— WHAT TO WORK ON —
Print every one of the records verbatim, omitting nothing.

— MATERIAL FOR THIS TASK —

☆ ☆ ☆ ☆ ☆

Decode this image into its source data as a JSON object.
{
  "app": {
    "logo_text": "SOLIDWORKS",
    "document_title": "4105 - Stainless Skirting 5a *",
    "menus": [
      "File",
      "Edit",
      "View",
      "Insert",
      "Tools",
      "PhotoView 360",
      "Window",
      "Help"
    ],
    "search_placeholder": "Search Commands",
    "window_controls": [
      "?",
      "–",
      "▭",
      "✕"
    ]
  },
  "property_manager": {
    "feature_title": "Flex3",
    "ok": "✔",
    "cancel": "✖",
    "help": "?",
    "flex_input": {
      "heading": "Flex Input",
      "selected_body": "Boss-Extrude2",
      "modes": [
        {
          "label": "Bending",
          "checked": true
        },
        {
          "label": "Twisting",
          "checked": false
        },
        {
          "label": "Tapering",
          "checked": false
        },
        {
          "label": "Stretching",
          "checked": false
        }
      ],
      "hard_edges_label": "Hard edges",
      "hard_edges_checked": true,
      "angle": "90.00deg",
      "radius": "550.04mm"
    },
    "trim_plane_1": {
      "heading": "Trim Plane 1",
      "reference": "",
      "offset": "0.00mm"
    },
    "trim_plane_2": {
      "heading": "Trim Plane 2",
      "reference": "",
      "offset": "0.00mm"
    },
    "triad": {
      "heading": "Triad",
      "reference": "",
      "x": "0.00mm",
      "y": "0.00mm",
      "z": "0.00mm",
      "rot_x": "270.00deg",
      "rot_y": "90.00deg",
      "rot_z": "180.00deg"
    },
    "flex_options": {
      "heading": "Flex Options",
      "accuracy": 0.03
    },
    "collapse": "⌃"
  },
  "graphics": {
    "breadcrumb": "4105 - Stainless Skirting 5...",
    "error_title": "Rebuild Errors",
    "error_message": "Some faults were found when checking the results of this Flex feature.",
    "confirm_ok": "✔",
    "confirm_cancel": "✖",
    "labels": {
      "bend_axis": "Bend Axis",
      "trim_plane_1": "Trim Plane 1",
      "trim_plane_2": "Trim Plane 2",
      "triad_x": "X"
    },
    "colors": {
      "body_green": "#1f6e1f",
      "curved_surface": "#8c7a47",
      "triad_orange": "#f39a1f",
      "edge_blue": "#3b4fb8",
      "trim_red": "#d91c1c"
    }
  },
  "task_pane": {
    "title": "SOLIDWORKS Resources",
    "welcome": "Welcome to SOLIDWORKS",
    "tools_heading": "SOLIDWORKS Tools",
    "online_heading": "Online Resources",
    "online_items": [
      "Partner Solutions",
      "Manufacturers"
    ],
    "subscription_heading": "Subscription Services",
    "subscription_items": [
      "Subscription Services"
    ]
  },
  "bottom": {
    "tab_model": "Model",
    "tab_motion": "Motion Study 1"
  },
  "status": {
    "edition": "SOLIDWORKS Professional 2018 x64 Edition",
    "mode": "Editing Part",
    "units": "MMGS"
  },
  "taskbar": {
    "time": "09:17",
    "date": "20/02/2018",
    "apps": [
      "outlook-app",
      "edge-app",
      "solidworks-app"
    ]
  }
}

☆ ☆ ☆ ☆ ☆

— ANSWER BOX —
Decode this image into its source data as a JSON object.
{
  "app": {
    "logo_text": "SOLIDWORKS",
    "document_title": "4105 - Stainless Skirting 5a *",
    "menus": [
      "File",
      "Edit",
      "View",
      "Insert",
      "Tools",
      "PhotoView 360",
      "Window",
      "Help"
    ],
    "search_placeholder": "Search Commands",
    "window_controls": [
      "?",
      "–",
      "▭",
      "✕"
    ]
  },
  "property_manager": {
    "feature_title": "Flex3",
    "ok": "✔",
    "cancel": "✖",
    "help": "?",
    "flex_input": {
      "heading": "Flex Input",
      "selected_body": "Boss-Extrude2",
      "modes": [
        {
          "label": "Bending",
          "checked": true
        },
        {
          "label": "Twisting",
          "checked": false
        },
        {
          "label": "Tapering",
          "checked": false
        },
        {
          "label": "Stretching",
          "checked": false
        }
      ],
      "hard_edges_label": "Hard edges",
      "hard_edges_checked": true,
      "angle": "90.00deg",
      "radius": "550.04mm"
    },
    "trim_plane_1": {
      "heading": "Trim Plane 1",
      "reference": "",
      "offset": "0.00mm"
    },
    "trim_plane_2": {
      "heading": "Trim Plane 2",
      "reference": "",
      "offset": "0.00mm"
    },
    "triad": {
      "heading": "Triad",
      "reference": "",
      "x": "0.00mm",
      "y": "0.00mm",
      "z": "0.00mm",
      "rot_x": "270.00deg",
      "rot_y": "90.00deg",
      "rot_z": "180.00deg"
    },
    "flex_options": {
      "heading": "Flex Options",
      "accuracy": 0.03
    },
    "collapse": "⌃"
  },
  "graphics": {
    "breadcrumb": "4105 - Stainless Skirting 5...",
    "error_title": "Rebuild Errors",
    "error_message": "Some faults were found when checking the results of this Flex feature.",
    "confirm_ok": "✔",
    "confirm_cancel": "✖",
    "labels": {
      "bend_axis": "Bend Axis",
      "trim_plane_1": "Trim Plane 1",
      "trim_plane_2": "Trim Plane 2",
      "triad_x": "X"
    },
    "colors": {
      "body_green": "#1f6e1f",
      "curved_surface": "#8c7a47",
      "triad_orange": "#f39a1f",
      "edge_blue": "#3b4fb8",
      "trim_red": "#d91c1c"
    }
  },
  "task_pane": {
    "title": "SOLIDWORKS Resources",
    "welcome": "Welcome to SOLIDWORKS",
    "tools_heading": "SOLIDWORKS Tools",
    "online_heading": "Online Resources",
    "online_items": [
      "Partner Solutions",
      "Manufacturers"
    ],
    "subscription_heading": "Subscription Services",
    "subscription_items": [
      "Subscription Services"
    ]
  },
  "bottom": {
    "tab_model": "Model",
    "tab_motion": "Motion Study 1"
  },
  "status": {
    "edition": "SOLIDWORKS Professional 2018 x64 Edition",
    "mode": "Editing Part",
    "units": "MMGS"
  },
  "taskbar": {
    "time": "09:17",
    "date": "20/02/2018",
    "apps": [
      "outlook-app",
      "edge-app",
      "solidworks-app"
    ]
  }
}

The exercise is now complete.